The Spirit of First Responders


When I think of 9/11, I think of many things. I remember where I was when I first heard about the attacks—walking to my 8 o’clock class with Dr. William Varner at The Master’s College on the West Coast. I remember the striking images playing out on television. And I remember the first responders.

I still own a navy-blue hat with FDNY on the front and “In Memory 9-11” on the back. The courage and the footage and the stories of those first responders, from multiple branches of public service, are burned into the psyche of all who witnessed the events.

I recently got to see another bevy of first responders in action here in Houston as every conceivable group rolled into town in the wake of Hurricane Harvey.

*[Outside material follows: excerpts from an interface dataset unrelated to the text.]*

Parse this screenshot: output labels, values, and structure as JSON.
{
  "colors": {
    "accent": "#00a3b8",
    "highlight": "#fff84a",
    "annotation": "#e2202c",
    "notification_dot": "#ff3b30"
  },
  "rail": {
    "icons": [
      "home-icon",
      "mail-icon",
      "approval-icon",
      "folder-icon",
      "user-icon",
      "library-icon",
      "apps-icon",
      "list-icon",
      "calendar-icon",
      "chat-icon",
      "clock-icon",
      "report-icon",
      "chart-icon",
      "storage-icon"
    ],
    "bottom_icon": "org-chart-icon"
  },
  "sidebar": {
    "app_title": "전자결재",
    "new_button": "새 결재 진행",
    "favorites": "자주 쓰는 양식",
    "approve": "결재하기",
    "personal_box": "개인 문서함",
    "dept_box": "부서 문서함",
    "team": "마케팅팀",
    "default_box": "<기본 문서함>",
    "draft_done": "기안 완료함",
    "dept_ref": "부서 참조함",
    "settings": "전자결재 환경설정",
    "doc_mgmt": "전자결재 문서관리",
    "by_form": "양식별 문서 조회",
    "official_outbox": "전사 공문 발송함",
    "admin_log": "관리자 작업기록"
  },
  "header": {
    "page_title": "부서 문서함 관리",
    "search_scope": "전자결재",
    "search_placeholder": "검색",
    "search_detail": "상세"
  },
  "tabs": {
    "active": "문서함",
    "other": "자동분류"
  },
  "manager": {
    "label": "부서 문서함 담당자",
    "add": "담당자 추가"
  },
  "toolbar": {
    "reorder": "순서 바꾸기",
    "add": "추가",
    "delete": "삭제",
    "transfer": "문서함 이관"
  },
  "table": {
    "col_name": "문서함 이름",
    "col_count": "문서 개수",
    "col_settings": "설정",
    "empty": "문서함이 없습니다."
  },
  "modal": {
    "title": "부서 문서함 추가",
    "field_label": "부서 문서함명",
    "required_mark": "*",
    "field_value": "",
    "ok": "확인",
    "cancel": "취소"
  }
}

The Texan spirit was on full display, as well, a civilian horde instinctively moving toward crisis instead of backing away.

As I continue trying to serve our people at BridgePoint the best I can in our ongoing recovery efforts, I’m learning a lot about jumping in while things are messy. I’m not the best at it, but I’m growing. Here are six things I’m learning from the first ones in.

1. They don’t wait. First responders, by definition, don’t wait. They’re not foolhardy, but they don’t wait. So many of us wait until the fire dies down, the situation stabilizes, and the risk is minimal. We wait till we know the plan, and until we know the plan, we keep waiting. But first responders don’t wait. They go with the best plan they have, knowing that the best of plans evaporate in the heat of crisis. But better to be helping in the crisis with a melted plan than frozen in self-protection on the sidelines.

2. They stay prepared. First responders are ready today because they were ready yesterday. Although civilians sometimes jump in to help—like so many with Hurricane Harvey—first responders stay ready to help, and not just help, but lead. Too many of us spend our time waiting for the right opportunity instead of pursuing the right training and performing the right reps to get and stay prepared. First responders, in contrast, are ready because they stayed ready. If one of the most beautiful things in the world is when preparation meets opportunity, then first responders in a crisis are a beautiful thing.

3. They work together. First responders come in teams. They’re not just ready to help, but prepared to partner. They don’t strut in, alone, dressed in superhero costumes and capes. They come together, and they serve together. Crisis yanks on every link in the chain, and those who love independence and refuse collaboration become not only victims but dangers. But first responders come coordinated, or ready to coordinate as best they can.

4. They adapt. First responders adjust to any situation. They’re not omnipotent, they’re not omniscient, and they’re not superhuman. They can’t handle everything thrown their way. But they’re adaptable. When you don’t wait to jump in and help but simply jump in and help, you’ll always be forced to adapt. Perfectionism dies an early death when you’re the first one in. But what a way to live, because every adaptation is a lesson learned, every adjustment is wisdom gained, every experience is its own education. As I taught my counseling students, if you learn only in the classroom, you’ll be prepared only for the classroom. But if you learn in the field, you’ll be ready—as much as anyone can be ready—for the field.

5. They fail. First responders fail—all the time. They don’t get to everyone. They make wrong decisions. They overestimate and underestimate. They take the wrong route, come unprepared for the conditions, fail in any number of creative ways. Over and over again, throughout their years of service, they fail. And this is why I admire them. Because with Teddy Roosevelt, I’d rather be the man in the arena—”who at the worst, if he fails, at least fails while daring greatly”—rather than the craven spectator or the haughty critic “who neither knows victory nor defeat.”

6. They don’t hype. It’s been remarkable to see so many strangers, neighbors, groups, and organizations jump in to help their fellow man in Houston throughout Hurricane Harvey and its ongoing effects. But it’s been discouraging to see a lot of virtue-signaling along the way. Individuals, churches, and organizations often seem incapable of doing good in difficult situations without publicizing these acts of service for all to see. Like the boy who declares he’s a man after every show of strength, it’s wearying to watch our societal inability to do good without posting about it somewhere. But I don’t see first responders hyping and hashtagging their activities. Perhaps like the good ol’ ball coach taught them, when they get to the end zone, they act like they’ve been there before.

So here’s to all first responders, both those still with us and those whose ultimate sacrifice demands a posthumous remembrance. We appreciate you, we’re learning from you, and we’re humbled to know you’ll be there when we call.

Photo Credit: AP